But Reay does not seem very interested in addressing these sorts of theoretical issues, even if his research practically begs for it. As Matt Cook puts it in his backcover blandishment for New York Hustlers, “Reay wears his theoretical knowledge and expertise lightly.” Reay does so at his peril. What about the implications of the hustler for cultural historians, for those interested in the manner by which ethnicity or class affected the sexual availability of men in New York City? What about the implications of the hustler for historians of the built environment, for those interested in the “spatial stories”being told by the hustler’s movements through the public places, parks, and prisons of New York? In light of all this wonderful primary material, so what?

In all fairness, Reay leaves the door open for researchers interested in the theoretical or political effects that the character of the hustler might have on the history of sexuality. His thorough analysis of the Thomas Painter archives gives those not able to nip over to Indiana a privileged look into the possibilities that such material might hold. In this regard, New York Hustlers is worth a trip to the library.

Piece originally published at H-Net Reviews  |  

About the Author:
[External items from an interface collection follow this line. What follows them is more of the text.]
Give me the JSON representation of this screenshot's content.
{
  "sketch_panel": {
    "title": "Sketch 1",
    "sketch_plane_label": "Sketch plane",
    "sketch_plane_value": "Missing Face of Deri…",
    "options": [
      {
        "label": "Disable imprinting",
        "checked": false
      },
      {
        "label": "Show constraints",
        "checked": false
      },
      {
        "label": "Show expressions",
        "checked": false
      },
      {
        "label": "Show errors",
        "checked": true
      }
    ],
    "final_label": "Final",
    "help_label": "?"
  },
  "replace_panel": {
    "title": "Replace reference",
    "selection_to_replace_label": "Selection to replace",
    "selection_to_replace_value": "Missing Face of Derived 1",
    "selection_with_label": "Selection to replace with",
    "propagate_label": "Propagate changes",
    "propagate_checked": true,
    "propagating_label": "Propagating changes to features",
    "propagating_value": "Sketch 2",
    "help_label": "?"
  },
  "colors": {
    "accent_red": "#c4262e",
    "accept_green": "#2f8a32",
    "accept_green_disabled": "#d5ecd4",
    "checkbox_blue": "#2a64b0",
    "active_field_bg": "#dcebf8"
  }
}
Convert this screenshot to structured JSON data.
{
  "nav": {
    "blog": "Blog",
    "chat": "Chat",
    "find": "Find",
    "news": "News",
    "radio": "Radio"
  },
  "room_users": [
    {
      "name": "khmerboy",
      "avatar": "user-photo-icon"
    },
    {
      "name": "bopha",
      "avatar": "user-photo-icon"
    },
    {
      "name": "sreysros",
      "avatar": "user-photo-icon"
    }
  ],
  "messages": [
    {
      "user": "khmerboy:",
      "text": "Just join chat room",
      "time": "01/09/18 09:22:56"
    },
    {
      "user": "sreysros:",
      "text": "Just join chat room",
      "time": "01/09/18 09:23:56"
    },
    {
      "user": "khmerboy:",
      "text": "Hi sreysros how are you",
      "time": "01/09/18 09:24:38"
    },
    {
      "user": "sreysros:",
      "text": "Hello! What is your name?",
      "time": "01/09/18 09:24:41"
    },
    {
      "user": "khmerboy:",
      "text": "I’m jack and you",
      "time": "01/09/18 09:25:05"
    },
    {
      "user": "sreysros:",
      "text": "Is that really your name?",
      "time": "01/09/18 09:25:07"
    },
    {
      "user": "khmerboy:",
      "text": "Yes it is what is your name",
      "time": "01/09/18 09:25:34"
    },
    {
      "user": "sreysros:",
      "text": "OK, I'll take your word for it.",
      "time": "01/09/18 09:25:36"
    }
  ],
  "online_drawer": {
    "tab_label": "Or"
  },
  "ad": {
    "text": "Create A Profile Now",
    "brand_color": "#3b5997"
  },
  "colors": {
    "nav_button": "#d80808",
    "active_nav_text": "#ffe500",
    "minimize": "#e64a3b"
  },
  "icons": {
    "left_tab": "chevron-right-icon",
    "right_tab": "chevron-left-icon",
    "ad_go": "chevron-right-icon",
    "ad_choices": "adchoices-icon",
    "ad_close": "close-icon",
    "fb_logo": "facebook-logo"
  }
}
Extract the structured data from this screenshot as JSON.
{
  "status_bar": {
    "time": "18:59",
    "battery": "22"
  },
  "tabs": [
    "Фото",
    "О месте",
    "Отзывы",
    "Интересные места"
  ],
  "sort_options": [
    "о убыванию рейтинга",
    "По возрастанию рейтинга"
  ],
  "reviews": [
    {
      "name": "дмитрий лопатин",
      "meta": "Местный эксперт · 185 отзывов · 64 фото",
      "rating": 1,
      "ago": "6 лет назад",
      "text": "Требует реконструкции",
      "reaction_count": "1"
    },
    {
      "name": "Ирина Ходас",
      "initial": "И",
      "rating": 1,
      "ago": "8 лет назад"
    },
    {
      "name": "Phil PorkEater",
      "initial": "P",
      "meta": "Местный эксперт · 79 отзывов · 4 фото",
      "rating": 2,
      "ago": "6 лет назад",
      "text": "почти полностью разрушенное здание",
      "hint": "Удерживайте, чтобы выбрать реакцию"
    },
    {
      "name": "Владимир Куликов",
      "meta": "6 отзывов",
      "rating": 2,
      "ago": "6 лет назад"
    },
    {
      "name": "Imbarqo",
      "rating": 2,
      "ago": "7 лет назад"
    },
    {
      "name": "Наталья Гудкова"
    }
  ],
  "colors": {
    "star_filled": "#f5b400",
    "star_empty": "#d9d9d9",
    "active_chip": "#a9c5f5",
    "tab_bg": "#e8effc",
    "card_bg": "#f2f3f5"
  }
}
Jason Narlock is Assistant Academic Director at the London Study Center, Arcadia University. His research interests include the history of architecture and the built environment, American political thought, and gender/sexuality studies. He has recently published articles on the history of postwar suburbanization in Southern California as well as LGBT politics under the Obama administration. His current research project, ‘High Modernism in the Upper-Midwest’, explores the architectural impact of New Deal-era public works projects on small communities in the American Midwest.